### What the exercise asks
Write the number of lines in the material below that contain "host", with no other words.

Start of Block

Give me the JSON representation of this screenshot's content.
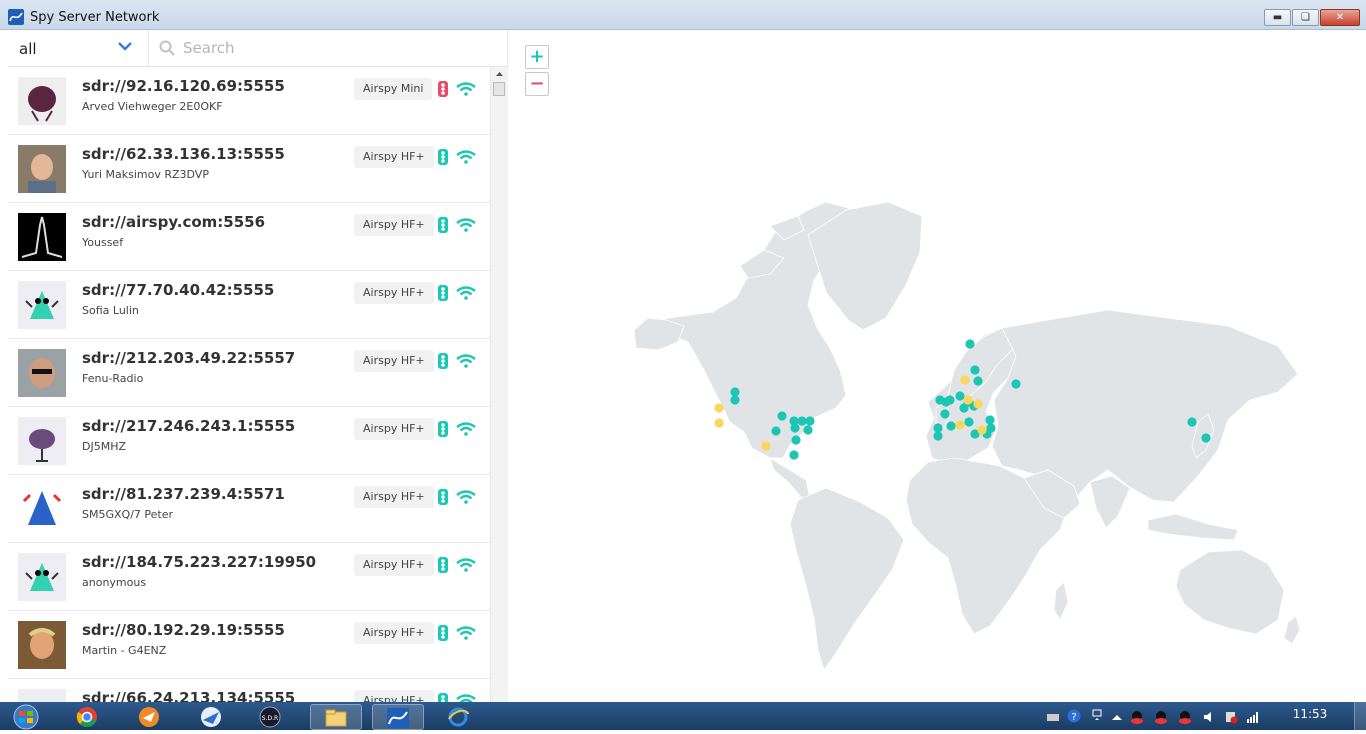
{
  "window": {
    "title": "Spy Server Network"
  },
  "filter": {
    "selected": "all",
    "search_placeholder": "Search"
  },
  "servers": [
    {
      "host": "sdr://92.16.120.69:5555",
      "owner": "Arved Viehweger 2E0OKF",
      "device": "Airspy Mini",
      "status_color": "#e84a6a"
    },
    {
      "host": "sdr://62.33.136.13:5555",
      "owner": "Yuri Maksimov RZ3DVP",
      "device": "Airspy HF+",
      "status_color": "#1cc6b2"
    },
    {
      "host": "sdr://airspy.com:5556",
      "owner": "Youssef",
      "device": "Airspy HF+",
      "status_color": "#1cc6b2"
    },
    {
      "host": "sdr://77.70.40.42:5555",
      "owner": "Sofia Lulin",
      "device": "Airspy HF+",
      "status_color": "#1cc6b2"
    },
    {
      "host": "sdr://212.203.49.22:5557",
      "owner": "Fenu-Radio",
      "device": "Airspy HF+",
      "status_color": "#1cc6b2"
    },
    {
      "host": "sdr://217.246.243.1:5555",
      "owner": "DJ5MHZ",
      "device": "Airspy HF+",
      "status_color": "#1cc6b2"
    },
    {
      "host": "sdr://81.237.239.4:5571",
      "owner": "SM5GXQ/7 Peter",
      "device": "Airspy HF+",
      "status_color": "#1cc6b2"
    },
    {
      "host": "sdr://184.75.223.227:19950",
      "owner": "anonymous",
      "device": "Airspy HF+",
      "status_color": "#1cc6b2"
    },
    {
      "host": "sdr://80.192.29.19:5555",
      "owner": "Martin - G4ENZ",
      "device": "Airspy HF+",
      "status_color": "#1cc6b2"
    },
    {
      "host": "sdr://66.24.213.134:5555",
      "owner": "",
      "device": "Airspy HF+",
      "status_color": "#1cc6b2"
    }
  ],
  "map": {
    "zoom_in": "+",
    "zoom_out": "−",
    "marker_colors": {
      "online": "#1cc6b2",
      "busy": "#f9d65c"
    }
  },
  "taskbar": {
    "time": "11:53"
  },
  "colors": {
    "accent": "#1cc6b2",
    "alert": "#e84a6a",
    "land": "#e1e4e7"
  }
}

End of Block

### Expected answer
10